Beto O’Rourke announces he’s running for president
The newest entrant in the 2020 race will launch his South Carolina campaign by visiting sites with special relevance to the state’s African-American community.
Beto O’Rourke will kick off his South Carolina swing Friday with a visit to the site of Rock Hill’s historic Friendship Nine lunch counter sit-in in 1961, the campaign announced Wednesday.
Later in the day, O’Rourke will visit S.C. State University in Orangeburg. The school is the state’s largest historically black university and the alma mater of U.S. Rep. Jim Clyburn, D-Columbia, the House majority whip and South Carolina’s most prominent Democrat.
The itinerary indicates that O’Rourke hopes to reach African-American voters, who made up 61 percent of Democratic primary voters in the 2016 presidential race.
But the highlight of O’Rourke’s visit will likely be his appearance the Russell House student union at the University of South Carolina in Columbia. O’Rourke will have a meet-and-greet with student Democrats at 11:15 a.m. before he speaks from the Russell House patio.
O’Rourke is the latest entrant in an increasingly crowded Democratic field for the 2020 nomination.
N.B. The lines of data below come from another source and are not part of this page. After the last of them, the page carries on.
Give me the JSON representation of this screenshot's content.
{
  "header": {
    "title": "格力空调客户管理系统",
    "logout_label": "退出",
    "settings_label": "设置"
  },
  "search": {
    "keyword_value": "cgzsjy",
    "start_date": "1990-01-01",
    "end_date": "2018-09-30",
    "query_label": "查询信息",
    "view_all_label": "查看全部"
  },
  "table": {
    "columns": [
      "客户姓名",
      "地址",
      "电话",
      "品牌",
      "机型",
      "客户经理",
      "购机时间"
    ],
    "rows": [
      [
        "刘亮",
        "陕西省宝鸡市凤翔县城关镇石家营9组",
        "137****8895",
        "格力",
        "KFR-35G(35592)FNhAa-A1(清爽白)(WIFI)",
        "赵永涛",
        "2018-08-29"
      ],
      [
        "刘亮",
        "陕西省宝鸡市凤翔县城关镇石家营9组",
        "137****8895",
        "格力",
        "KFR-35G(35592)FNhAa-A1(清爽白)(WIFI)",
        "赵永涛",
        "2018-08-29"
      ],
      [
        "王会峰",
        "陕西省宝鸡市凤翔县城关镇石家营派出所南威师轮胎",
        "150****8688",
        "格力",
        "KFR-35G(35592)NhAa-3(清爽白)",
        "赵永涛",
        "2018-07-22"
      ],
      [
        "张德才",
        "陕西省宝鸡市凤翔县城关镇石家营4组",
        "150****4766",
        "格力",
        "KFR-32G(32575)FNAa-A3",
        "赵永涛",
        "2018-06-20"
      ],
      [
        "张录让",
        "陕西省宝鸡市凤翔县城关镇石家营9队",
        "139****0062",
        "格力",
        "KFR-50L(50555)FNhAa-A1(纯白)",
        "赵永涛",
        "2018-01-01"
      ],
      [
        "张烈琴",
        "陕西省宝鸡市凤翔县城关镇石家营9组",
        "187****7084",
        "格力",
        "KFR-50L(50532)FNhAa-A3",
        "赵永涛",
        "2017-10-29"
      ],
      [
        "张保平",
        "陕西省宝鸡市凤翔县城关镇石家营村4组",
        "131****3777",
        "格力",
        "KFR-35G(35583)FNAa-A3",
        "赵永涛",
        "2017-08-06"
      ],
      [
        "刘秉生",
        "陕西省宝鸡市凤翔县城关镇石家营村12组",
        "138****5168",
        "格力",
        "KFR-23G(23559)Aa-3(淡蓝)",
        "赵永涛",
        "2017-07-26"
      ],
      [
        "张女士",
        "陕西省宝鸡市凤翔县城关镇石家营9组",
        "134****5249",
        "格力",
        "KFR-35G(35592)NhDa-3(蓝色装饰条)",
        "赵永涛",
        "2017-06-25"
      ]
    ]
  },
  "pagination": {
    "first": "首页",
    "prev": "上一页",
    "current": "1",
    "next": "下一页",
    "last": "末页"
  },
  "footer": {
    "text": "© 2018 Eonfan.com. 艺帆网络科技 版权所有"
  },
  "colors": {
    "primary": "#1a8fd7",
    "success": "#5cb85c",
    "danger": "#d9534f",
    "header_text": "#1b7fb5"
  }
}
A former congressman, O’Rourke narrowly lost to U.S. Sen. Ted Cruz, R-Texas, in last year’s midterm Senate race, but gained national buzz for the attempt in a deeply red state.
The candidate will kick off his South Carolina swing Friday morning with a visit to Rock Hill, where he will tour the Friendship Nine site with Rock Hill Mayor John Gettys before meeting voters at Amelie’s Cafe at 8:10 a.m. In Columbia, O’Rourke is expected to tour Main Street with Mayor Steve Benjamin ahead of his Russell House appearance.
Later Friday, O’Rourke heads to Orangeburg, where he will meet with students at S.C. State University in the student center plaza starting at 2:25 p.m. He will finish the day with a meet-and-greet at Tradesman Brewing Company in Charleston at 5:30 p.m.
On Saturday, O’Rourke will speak with Lowcountry Students for Political Action prior to a March For Our Lives calling for gun reform in Charleston.